As James said, not having a full length driveshaft can be a huge advantage!

The quiet afforded by the rear engine is a wonderful thing! At least when making longer drives.
__________________
JD - Full timer out west
Missy - 1998 MCI 102-EL3 - 1.7kW Solar - 10kWh Lithium
My Adventures & Build
JDOnTheGo is offline   Reply With Quote
Old 03-10-2018, 11:57 PM   #6
New Member
 
Join Date: Jun 2016
Posts: 4
Very good build pictures. Shows just how much work is involved if you want something nice . This sir is a very nice house NO GETTO.
kentuk is offline   Reply With Quote
Old 03-11-2018, 12:15 AM   #7
Bus Geek
 
Join Date: Sep 2017
Location: Owasso, OK
Posts: 2,627
Year: 1999
Coachwork: Thomas
Chassis: Saf-T-Liner MVP ER
Engine: Cummins 6CTA8.3 Mechanical MD3060
Rated Cap: 46 Coach Seats, 40 foot
Just think logically about the rear engine scenario, regardless of what some mechanic might say.

The best-specced, most expensive buses out there on the school market are fitted with rear engines.

Our district just bought three, and they were over $160 000 each.

We do not throw money away.
__________________
Steve Bracken

Build Thread
Twigg is offline   Reply With Quote
Old 03-11-2018, 05:08 AM   #8
Bus Nut
 
bus-bro's Avatar
 
Join Date: May 2007
Location: Whidbey Island, WA.
Posts: 825
Year: 1984
Coachwork: Blue Bird
Chassis: All American
Engine: 3208 na boat anchor
Rated Cap: 2
If I bought another bus it would probably be a late model dog-nosed bus. About 30 foot long, but then again, I don't plan on full-timing in it.
bus-bro is offline   Reply With Quote
Reply

Thread Tools
Display Modes
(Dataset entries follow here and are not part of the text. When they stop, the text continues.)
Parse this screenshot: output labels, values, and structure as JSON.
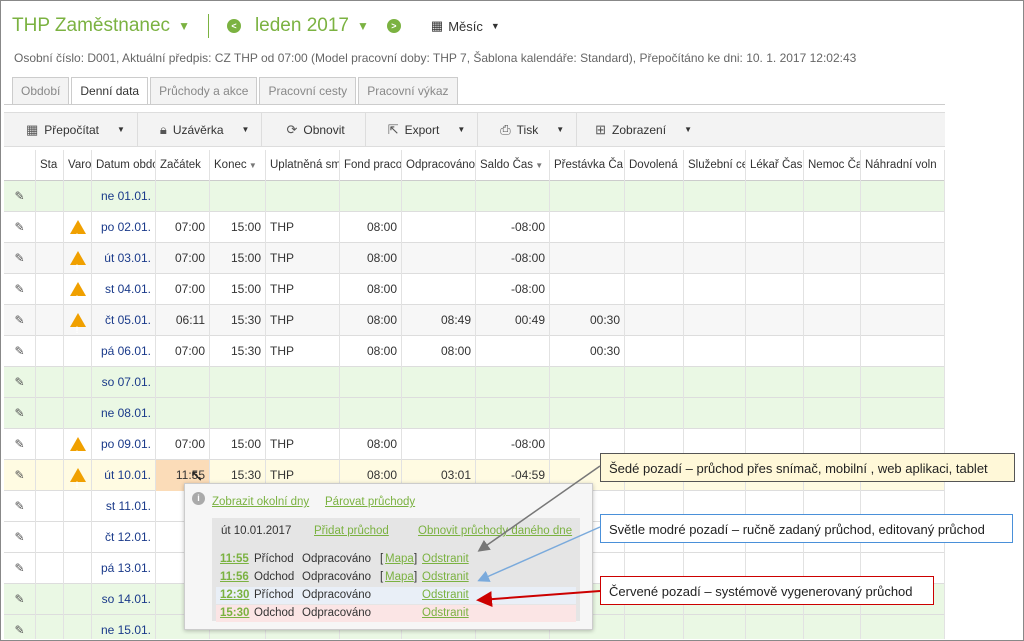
{
  "header": {
    "title": "THP Zaměstnanec",
    "month": "leden 2017",
    "period": "Měsíc",
    "info": "Osobní číslo: D001, Aktuální předpis: CZ THP od 07:00 (Model pracovní doby: THP 7, Šablona kalendáře: Standard), Přepočítáno ke dni: 10. 1. 2017 12:02:43"
  },
  "tabs": [
    "Období",
    "Denní data",
    "Průchody a akce",
    "Pracovní cesty",
    "Pracovní výkaz"
  ],
  "active_tab": "Denní data",
  "toolbar": {
    "recalc": "Přepočítat",
    "lock": "Uzávěrka",
    "refresh": "Obnovit",
    "export": "Export",
    "print": "Tisk",
    "view": "Zobrazení"
  },
  "columns": [
    "Sta",
    "Varo",
    "Datum obdo",
    "Začátek",
    "Konec",
    "Uplatněná sm",
    "Fond praco",
    "Odpracováno",
    "Saldo Čas",
    "Přestávka Ča",
    "Dovolená",
    "Služební ce",
    "Lékař Čas",
    "Nemoc Ča",
    "Náhradní voln"
  ],
  "rows": [
    {
      "date": "ne 01.01.",
      "warn": false,
      "start": "",
      "end": "",
      "shift": "",
      "fund": "",
      "worked": "",
      "saldo": "",
      "break": "",
      "bg": "green"
    },
    {
      "date": "po 02.01.",
      "warn": true,
      "start": "07:00",
      "end": "15:00",
      "shift": "THP",
      "fund": "08:00",
      "worked": "",
      "saldo": "-08:00",
      "break": "",
      "bg": "white"
    },
    {
      "date": "út 03.01.",
      "warn": true,
      "start": "07:00",
      "end": "15:00",
      "shift": "THP",
      "fund": "08:00",
      "worked": "",
      "saldo": "-08:00",
      "break": "",
      "bg": "gray"
    },
    {
      "date": "st 04.01.",
      "warn": true,
      "start": "07:00",
      "end": "15:00",
      "shift": "THP",
      "fund": "08:00",
      "worked": "",
      "saldo": "-08:00",
      "break": "",
      "bg": "white"
    },
    {
      "date": "čt 05.01.",
      "warn": true,
      "start": "06:11",
      "end": "15:30",
      "shift": "THP",
      "fund": "08:00",
      "worked": "08:49",
      "saldo": "00:49",
      "break": "00:30",
      "bg": "gray"
    },
    {
      "date": "pá 06.01.",
      "warn": false,
      "start": "07:00",
      "end": "15:30",
      "shift": "THP",
      "fund": "08:00",
      "worked": "08:00",
      "saldo": "",
      "break": "00:30",
      "bg": "white"
    },
    {
      "date": "so 07.01.",
      "warn": false,
      "start": "",
      "end": "",
      "shift": "",
      "fund": "",
      "worked": "",
      "saldo": "",
      "break": "",
      "bg": "green"
    },
    {
      "date": "ne 08.01.",
      "warn": false,
      "start": "",
      "end": "",
      "shift": "",
      "fund": "",
      "worked": "",
      "saldo": "",
      "break": "",
      "bg": "green"
    },
    {
      "date": "po 09.01.",
      "warn": true,
      "start": "07:00",
      "end": "15:00",
      "shift": "THP",
      "fund": "08:00",
      "worked": "",
      "saldo": "-08:00",
      "break": "",
      "bg": "white"
    },
    {
      "date": "út 10.01.",
      "warn": true,
      "start": "11:55",
      "end": "15:30",
      "shift": "THP",
      "fund": "08:00",
      "worked": "03:01",
      "saldo": "-04:59",
      "break": "",
      "bg": "yellow"
    },
    {
      "date": "st 11.01.",
      "warn": false,
      "start": "",
      "end": "",
      "shift": "",
      "fund": "",
      "worked": "",
      "saldo": "",
      "break": "",
      "bg": "white"
    },
    {
      "date": "čt 12.01.",
      "warn": false,
      "start": "",
      "end": "",
      "shift": "",
      "fund": "",
      "worked": "",
      "saldo": "",
      "break": "",
      "bg": "white"
    },
    {
      "date": "pá 13.01.",
      "warn": false,
      "start": "",
      "end": "",
      "shift": "",
      "fund": "",
      "worked": "",
      "saldo": "",
      "break": "",
      "bg": "white"
    },
    {
      "date": "so 14.01.",
      "warn": false,
      "start": "",
      "end": "",
      "shift": "",
      "fund": "",
      "worked": "",
      "saldo": "",
      "break": "",
      "bg": "green"
    },
    {
      "date": "ne 15.01.",
      "warn": false,
      "start": "",
      "end": "",
      "shift": "",
      "fund": "",
      "worked": "",
      "saldo": "",
      "break": "",
      "bg": "green"
    }
  ],
  "popup": {
    "show_days": "Zobrazit okolní dny",
    "pair": "Párovat průchody",
    "date": "út 10.01.2017",
    "add": "Přidat průchod",
    "restore": "Obnovit průchody daného dne",
    "passes": [
      {
        "time": "11:55",
        "type": "Příchod",
        "status": "Odpracováno",
        "map": "Mapa",
        "remove": "Odstranit",
        "bg": "pr-gray"
      },
      {
        "time": "11:56",
        "type": "Odchod",
        "status": "Odpracováno",
        "map": "Mapa",
        "remove": "Odstranit",
        "bg": "pr-gray"
      },
      {
        "time": "12:30",
        "type": "Příchod",
        "status": "Odpracováno",
        "map": "",
        "remove": "Odstranit",
        "bg": "pr-blue"
      },
      {
        "time": "15:30",
        "type": "Odchod",
        "status": "Odpracováno",
        "map": "",
        "remove": "Odstranit",
        "bg": "pr-red"
      }
    ]
  },
  "callouts": {
    "gray": "Šedé pozadí – průchod přes snímač, mobilní , web aplikaci, tablet",
    "blue": "Světle modré pozadí – ručně zadaný průchod, editovaný průchod",
    "red": "Červené pozadí – systémově vygenerovaný průchod"
  },
  "colors": {
    "accent": "#7bb241",
    "warning": "#f0a000",
    "weekend": "#eaf8e4",
    "callout_gray": "#fff8d8",
    "callout_blue": "#4a90d9",
    "callout_red": "#cc0000"
  }
}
Posting Rules
You may not post new threads
You may not post replies
You may not post attachments
You may not edit your posts
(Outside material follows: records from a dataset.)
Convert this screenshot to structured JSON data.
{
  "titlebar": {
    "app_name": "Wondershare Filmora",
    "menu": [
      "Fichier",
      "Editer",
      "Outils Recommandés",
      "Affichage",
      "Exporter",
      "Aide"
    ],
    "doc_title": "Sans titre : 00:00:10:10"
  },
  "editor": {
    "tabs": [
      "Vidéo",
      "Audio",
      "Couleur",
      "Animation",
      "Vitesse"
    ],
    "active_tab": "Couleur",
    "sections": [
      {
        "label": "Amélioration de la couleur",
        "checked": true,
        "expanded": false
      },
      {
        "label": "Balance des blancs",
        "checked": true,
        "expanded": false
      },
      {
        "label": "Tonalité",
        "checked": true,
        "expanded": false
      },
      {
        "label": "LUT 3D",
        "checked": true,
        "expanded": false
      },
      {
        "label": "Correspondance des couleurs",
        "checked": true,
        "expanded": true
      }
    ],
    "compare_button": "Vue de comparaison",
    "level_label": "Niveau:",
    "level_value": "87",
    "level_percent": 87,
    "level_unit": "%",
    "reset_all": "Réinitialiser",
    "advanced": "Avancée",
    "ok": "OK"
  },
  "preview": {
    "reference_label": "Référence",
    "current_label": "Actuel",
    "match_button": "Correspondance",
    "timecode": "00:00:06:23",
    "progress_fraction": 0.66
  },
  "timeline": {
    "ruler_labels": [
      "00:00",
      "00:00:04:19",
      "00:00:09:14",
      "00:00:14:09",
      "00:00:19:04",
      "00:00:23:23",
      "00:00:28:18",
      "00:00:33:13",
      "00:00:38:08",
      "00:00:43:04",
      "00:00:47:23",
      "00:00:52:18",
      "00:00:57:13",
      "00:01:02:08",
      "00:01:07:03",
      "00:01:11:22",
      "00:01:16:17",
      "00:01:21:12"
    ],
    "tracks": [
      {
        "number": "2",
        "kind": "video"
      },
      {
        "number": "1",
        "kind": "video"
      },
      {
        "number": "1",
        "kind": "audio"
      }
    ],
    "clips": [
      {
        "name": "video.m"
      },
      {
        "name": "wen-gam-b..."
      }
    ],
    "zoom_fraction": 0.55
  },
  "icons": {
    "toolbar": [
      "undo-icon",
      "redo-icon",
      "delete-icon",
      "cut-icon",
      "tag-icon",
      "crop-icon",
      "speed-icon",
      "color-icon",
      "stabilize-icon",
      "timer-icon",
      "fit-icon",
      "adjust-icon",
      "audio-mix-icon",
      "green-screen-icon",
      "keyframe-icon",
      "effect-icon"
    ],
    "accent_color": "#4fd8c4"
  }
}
BB code is On
Smilies are On
[IMG] code is On
HTML code is Off
Trackbacks are Off
Pingbacks are Off
Refbacks are Off


» Featured Campgrounds

Reviews provided by

Powered by vBadvanced CMPS v3.2.3

All times are GMT -5. The time now is 06:38 PM.


Powered by vBulletin® Version 3.8.8 Beta 4
Copyright ©2000 - 2019, vBulletin Solutions, Inc.
×